Published on May 11, 2016
Why are Lab Reference Ranges Different?
“How much of a difference in counts can you expect to see if you have blood drawn and processed at different labs?” In this MPN Ask the Expert segment, Dr. Naveen Pemmaraju answers this question from viewer, Cindy. Dr. Pemmaraju discusses the variation in labs and offers tips to track your results, following trends versus the results of a single test.
The Ask the Expert series is sponsored through an educational grant to the Patient Empowerment Network from Incyte Corporation.
Transcript | Do Blood Test Results Differ When Processed at Different Labs?
Please remember the opinions expressed on Patient Power are not necessarily the views of our sponsors, contributors, partners or Patient Power. Our discussions are not a substitute for seeking medical advice or care from your own doctor. That’s how you’ll get care that’s most appropriate for you.
Comparing Results from Different Labs
Cindy sent in this question. Cindy wants to know, “How much of a difference in counts can you expect to see if you have blood drawn and processed at different labs?”
What an important question. Absolutely, this happens, and I’m surprised a lot of times at how few providers and maybe even patients and families are aware of this. So this is a great opportunity to talk about it. Yes, there is a difference from lab to lab, period. It has nothing to do with academic versus community or one state to another. It just has to do with time points, variations and calibration of instruments.
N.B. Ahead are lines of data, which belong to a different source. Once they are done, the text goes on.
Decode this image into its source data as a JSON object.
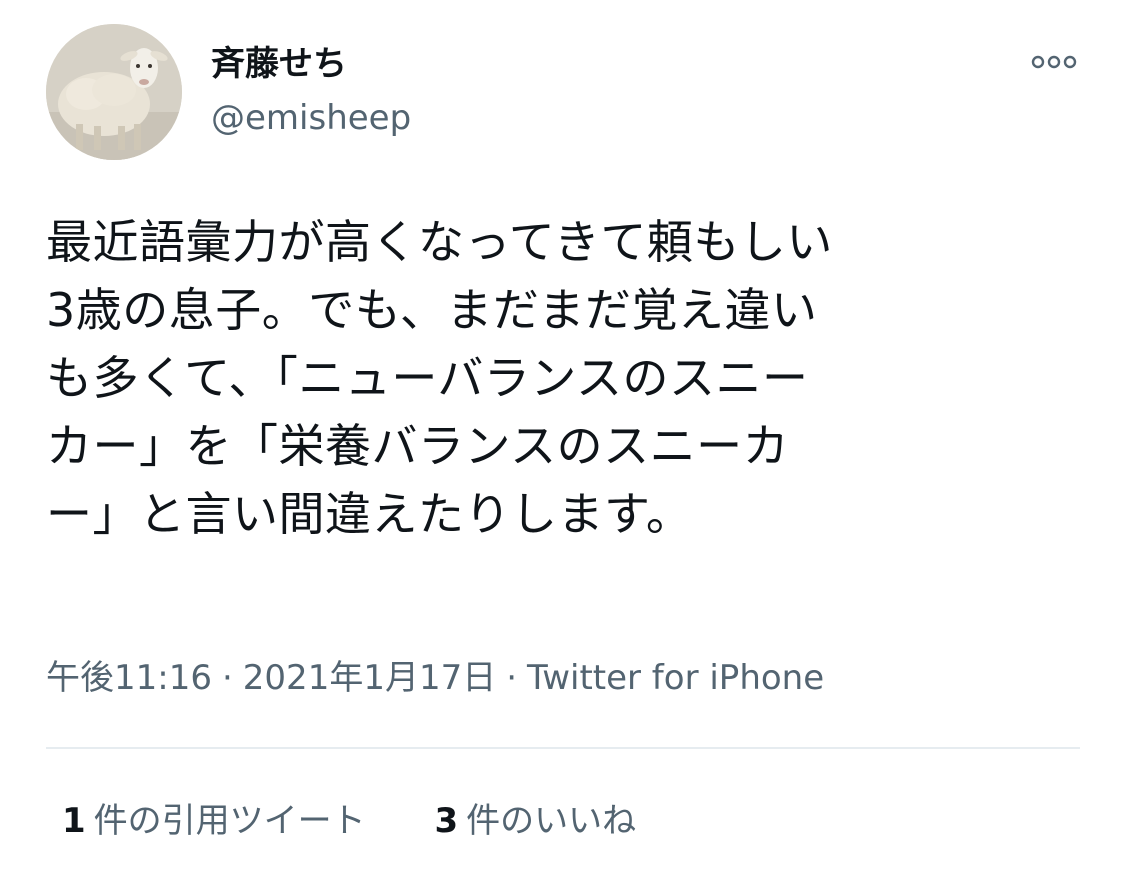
{
  "author": {
    "display_name": "斉藤せち",
    "handle": "@emisheep",
    "avatar_icon": "sheep-avatar"
  },
  "more_icon": "more-options-icon",
  "tweet": {
    "lines": [
      "最近語彙力が高くなってきて頼もしい",
      "3歳の息子。でも、まだまだ覚え違い",
      "も多くて、「ニューバランスのスニー",
      "カー」を「栄養バランスのスニーカ",
      "ー」と言い間違えたりします。"
    ]
  },
  "meta": {
    "time": "午後11:16",
    "separator": "·",
    "date": "2021年1月17日",
    "source": "Twitter for iPhone"
  },
  "stats": {
    "quotes": {
      "count": "1",
      "label": "件の引用ツイート"
    },
    "likes": {
      "count": "3",
      "label": "件のいいね"
    }
  },
  "colors": {
    "text_primary": "#0f1419",
    "text_secondary": "#536471",
    "divider": "#e6ecf0",
    "background": "#ffffff"
  }
}
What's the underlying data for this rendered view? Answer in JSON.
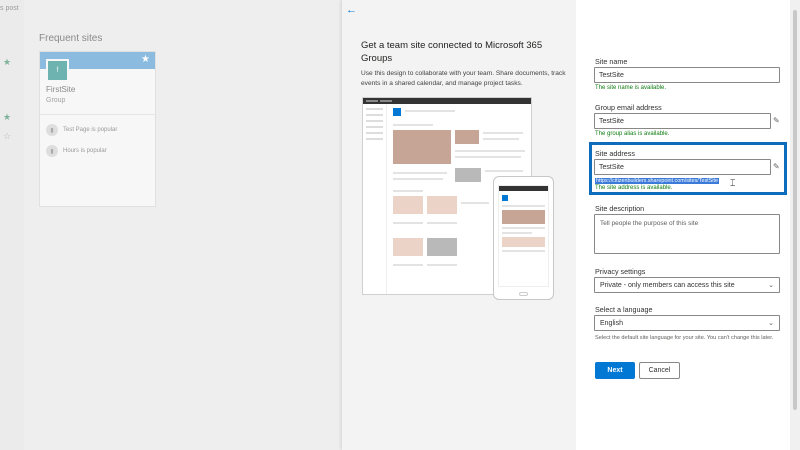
{
  "background": {
    "top_text": "s post",
    "frequent_title": "Frequent sites",
    "site_card": {
      "logo_letter": "f",
      "name": "FirstSite",
      "sub": "Group",
      "activities": [
        "Test Page is popular",
        "Hours is popular"
      ]
    }
  },
  "template": {
    "title": "Get a team site connected to Microsoft 365 Groups",
    "description": "Use this design to collaborate with your team. Share documents, track events in a shared calendar, and manage project tasks."
  },
  "form": {
    "site_name": {
      "label": "Site name",
      "value": "TestSite",
      "status": "The site name is available."
    },
    "group_email": {
      "label": "Group email address",
      "value": "TestSite",
      "status": "The group alias is available."
    },
    "site_address": {
      "label": "Site address",
      "value": "TestSite",
      "url": "https://citizenbuilders.sharepoint.com/sites/TestSite",
      "status": "The site address is available."
    },
    "site_description": {
      "label": "Site description",
      "placeholder": "Tell people the purpose of this site"
    },
    "privacy": {
      "label": "Privacy settings",
      "value": "Private - only members can access this site"
    },
    "language": {
      "label": "Select a language",
      "value": "English",
      "hint": "Select the default site language for your site. You can't change this later."
    },
    "next_label": "Next",
    "cancel_label": "Cancel"
  },
  "colors": {
    "accent": "#0078d4",
    "success": "#107c10",
    "highlight_box": "#0f6cbd"
  }
}
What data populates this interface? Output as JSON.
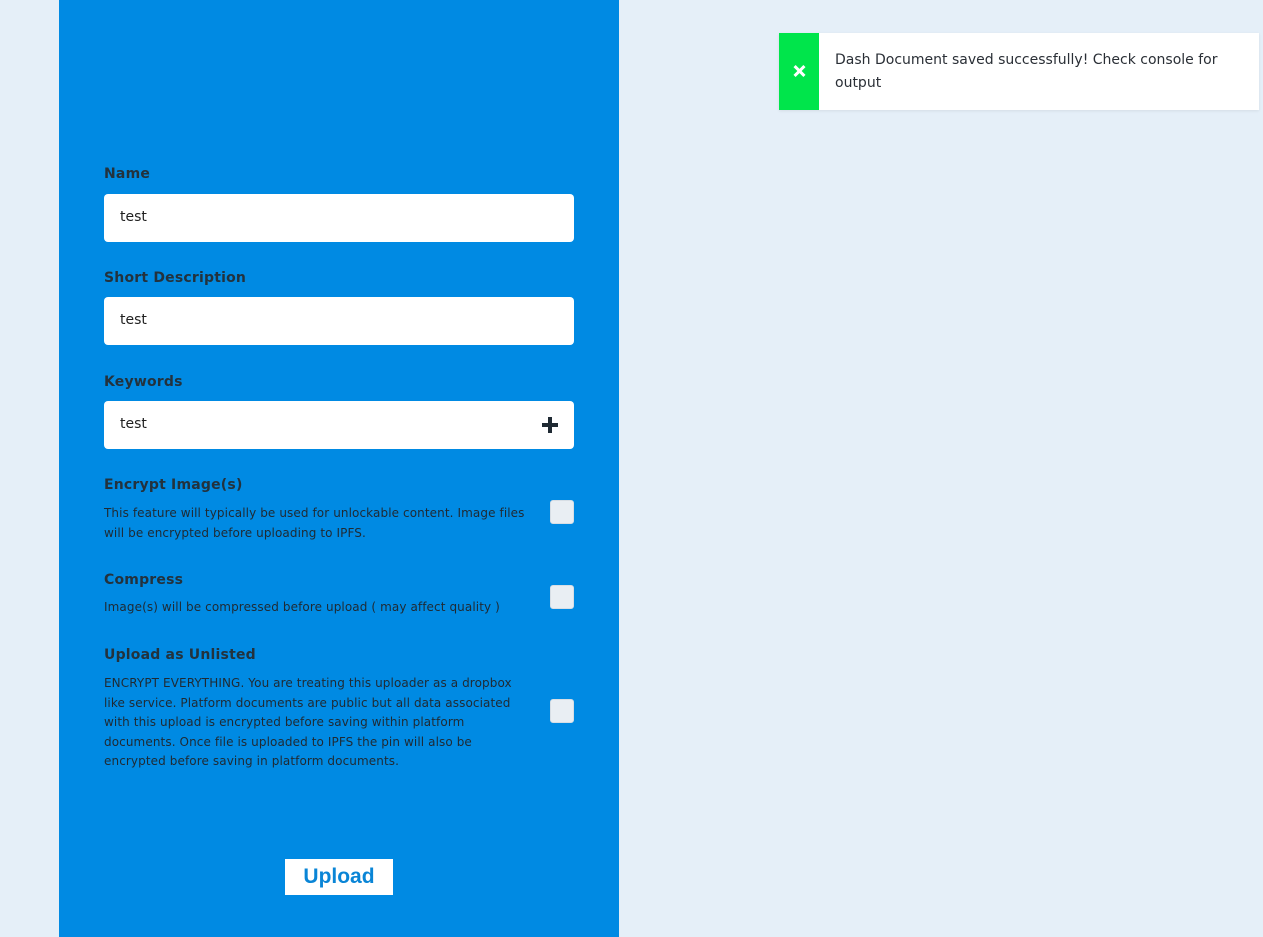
{
  "form": {
    "name": {
      "label": "Name",
      "value": "test"
    },
    "short_description": {
      "label": "Short Description",
      "value": "test"
    },
    "keywords": {
      "label": "Keywords",
      "value": "test"
    },
    "options": [
      {
        "title": "Encrypt Image(s)",
        "description": "This feature will typically be used for unlockable content. Image files will be encrypted before uploading to IPFS.",
        "checked": false
      },
      {
        "title": "Compress",
        "description": "Image(s) will be compressed before upload ( may affect quality )",
        "checked": false
      },
      {
        "title": "Upload as Unlisted",
        "description": "ENCRYPT EVERYTHING. You are treating this uploader as a dropbox like service. Platform documents are public but all data associated with this upload is encrypted before saving within platform documents. Once file is uploaded to IPFS the pin will also be encrypted before saving in platform documents.",
        "checked": false
      }
    ],
    "upload_label": "Upload"
  },
  "toast": {
    "message": "Dash Document saved successfully! Check console for output",
    "close_icon": "close-icon",
    "accent_color": "#00e54b"
  },
  "theme": {
    "panel_color": "#008ae3",
    "background_color": "#e5eff8"
  }
}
Now, sometimes if it’s a minor difference by hundredths of a point, okay fine. But sometimes this can be a significant difference all the way up to a point or higher—meaning if we’re talking about hemoglobin and into the tens for platelets. Well, I think I can think of three important aspects of this. One is to recognize that there are variances and so that minor variances are part of what we do, and so accuracy and precision comes in.
If you have the same set of blood drawn at the same place, okay then you have some reliable time point measurement for that. But what I tell my patients—and as you know a lot of my patients do get blood drawn on the outside and here—you need to have a graph and a time point to measure over time. And so that’s the key thing, and you want to measure lab to lab at the same lab if you can.
So that’s number one. Number two is when you get a lab that is completely different from the one you’ve been getting at the other place, as always you have to take that seriously. Yes, it could be that there was an instrument variation, but don’t assume that first. Go ahead and assume that it’s a real difference and either get it re-checked at the original place or if needed, get it checked emergently so you can have the tiebreaker there. So sure, every once in a while there is an off-calibrated instrument.
The third factor is if it’s possible in a non-emergency setting what we try to do is try not to make decisions based on a single lab in general, whether it’s at the original place or the second place. And so for this question that we were asked, yes it happens. It happens very frequently. We expect it to happen. But if there’s a big discrepancy, you need to repeat the lab either at another place or at the original place and make decisions on a trend rather than on one time point.
Do I Need to Go to the Same Lab for Follow Up Tests?
I have one follow-up question about testing. Is it important for the patient who has sequential lab tests being followed—I’m an example of that—try to go to the same lab, but also same time of day? Is it related to your diet at all and how much water you’ve had or anything like that that would affect it?
All of the above, yes. In general, most of the things that you just mentioned should only cause a minor variance and over time. So over years, we expect—you and I would—that all of these, they all cancel each other out, which they do. I’ll give two examples of where that actually could matter. You mentioned both of them: hydration and diet. There are some medications which are exquisitely sensitive to the type of diet, and the one that we all know is the drug Coumadin or warfarin, the blood thinner. It’s exquisitely sensitive to patients who have a difference in their vitamin K levels, for example, spinach and greens.
That’s a great question that you just asked. A lot of our patients are on Coumadin. I’m glad you asked that, so yes diet can matter. Patients who are not on Coumadin, possibly it could matter, but generally I would say that there’s not a big variance.
Hydration is actually very interesting. Sure, if somebody is overhydrated, it could possibly cause a little bit more of a diluted specimen, and that’s important for us because of hematocrit. Again, I would say for the vast majority of patients and the vast majority of times the time of day should not matter. But these are two kinds of circumstances where if a lab is a little bit off, it might be worth repeating. So anyway, those are the two that I’ve seen in the clinic that can make a difference.